▸ **YOUR INSTRUCTIONS**:
Search the entries below for the word "Windows", then copy each line in which it is found.

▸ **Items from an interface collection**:
__________________________________________________

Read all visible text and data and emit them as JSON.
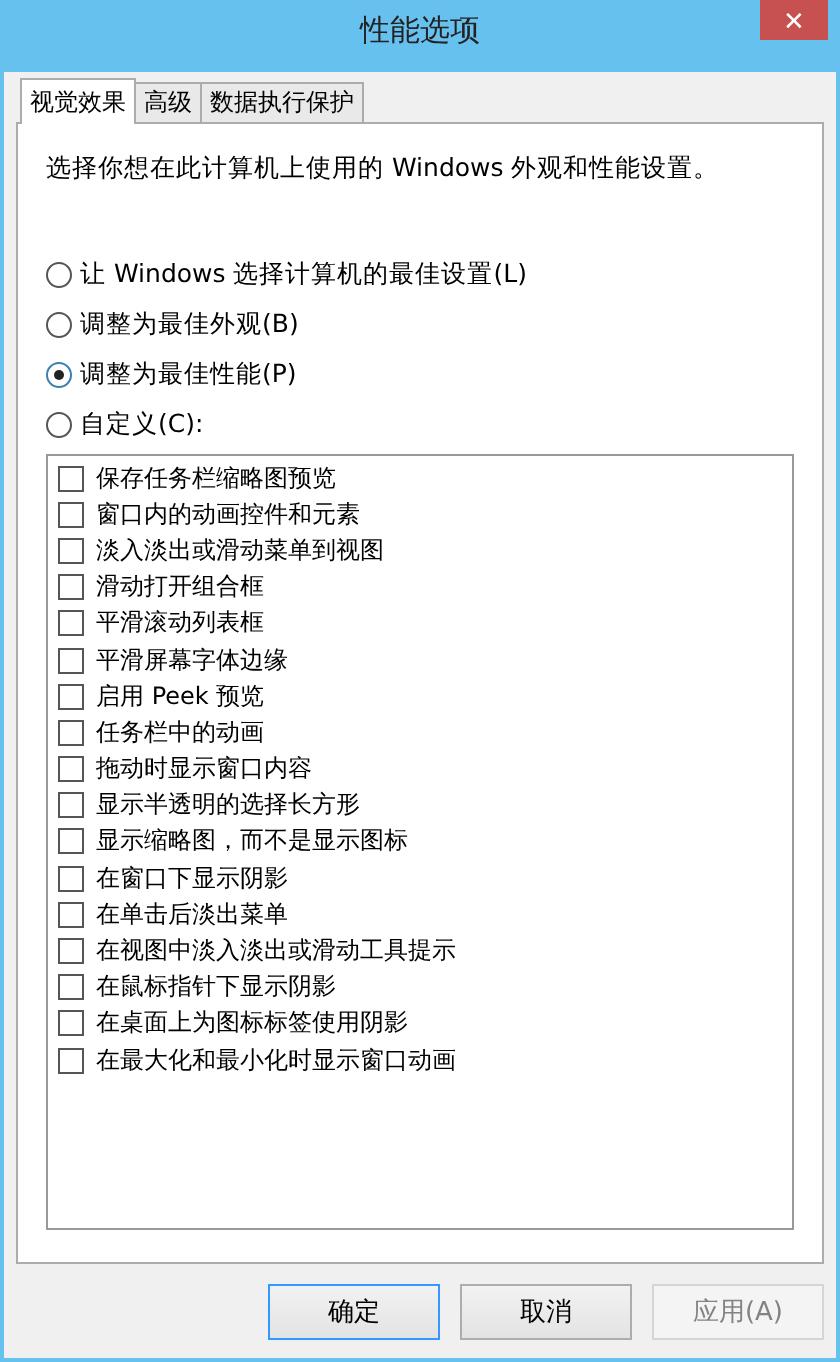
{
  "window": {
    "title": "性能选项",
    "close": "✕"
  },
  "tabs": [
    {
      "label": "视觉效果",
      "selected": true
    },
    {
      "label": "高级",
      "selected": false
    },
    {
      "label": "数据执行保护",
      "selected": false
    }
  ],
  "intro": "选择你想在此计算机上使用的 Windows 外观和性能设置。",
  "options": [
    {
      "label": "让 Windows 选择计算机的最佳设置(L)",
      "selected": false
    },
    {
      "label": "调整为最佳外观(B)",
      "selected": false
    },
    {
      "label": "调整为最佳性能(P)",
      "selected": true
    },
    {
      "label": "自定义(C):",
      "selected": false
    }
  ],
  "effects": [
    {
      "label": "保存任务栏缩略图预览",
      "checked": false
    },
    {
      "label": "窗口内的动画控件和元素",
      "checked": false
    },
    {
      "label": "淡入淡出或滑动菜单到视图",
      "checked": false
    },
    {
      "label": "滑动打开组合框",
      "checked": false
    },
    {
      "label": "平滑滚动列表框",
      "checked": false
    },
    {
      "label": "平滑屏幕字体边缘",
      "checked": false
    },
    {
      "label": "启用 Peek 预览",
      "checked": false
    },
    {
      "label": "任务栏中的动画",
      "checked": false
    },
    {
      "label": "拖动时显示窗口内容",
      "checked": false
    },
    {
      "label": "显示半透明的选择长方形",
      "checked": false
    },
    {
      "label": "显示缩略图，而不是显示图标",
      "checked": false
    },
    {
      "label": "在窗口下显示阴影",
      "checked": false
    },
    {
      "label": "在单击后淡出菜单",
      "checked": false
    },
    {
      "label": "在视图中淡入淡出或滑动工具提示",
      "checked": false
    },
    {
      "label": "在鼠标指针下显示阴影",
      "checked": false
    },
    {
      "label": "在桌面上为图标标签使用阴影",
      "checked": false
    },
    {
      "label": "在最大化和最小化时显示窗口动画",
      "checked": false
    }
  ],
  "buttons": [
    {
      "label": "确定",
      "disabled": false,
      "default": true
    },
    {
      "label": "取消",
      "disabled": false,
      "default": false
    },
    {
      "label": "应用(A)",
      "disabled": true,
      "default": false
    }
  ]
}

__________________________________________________

▸ **ANSWER TO THIS TASK**:
  "intro": "选择你想在此计算机上使用的 Windows 外观和性能设置。",
      "label": "让 Windows 选择计算机的最佳设置(L)",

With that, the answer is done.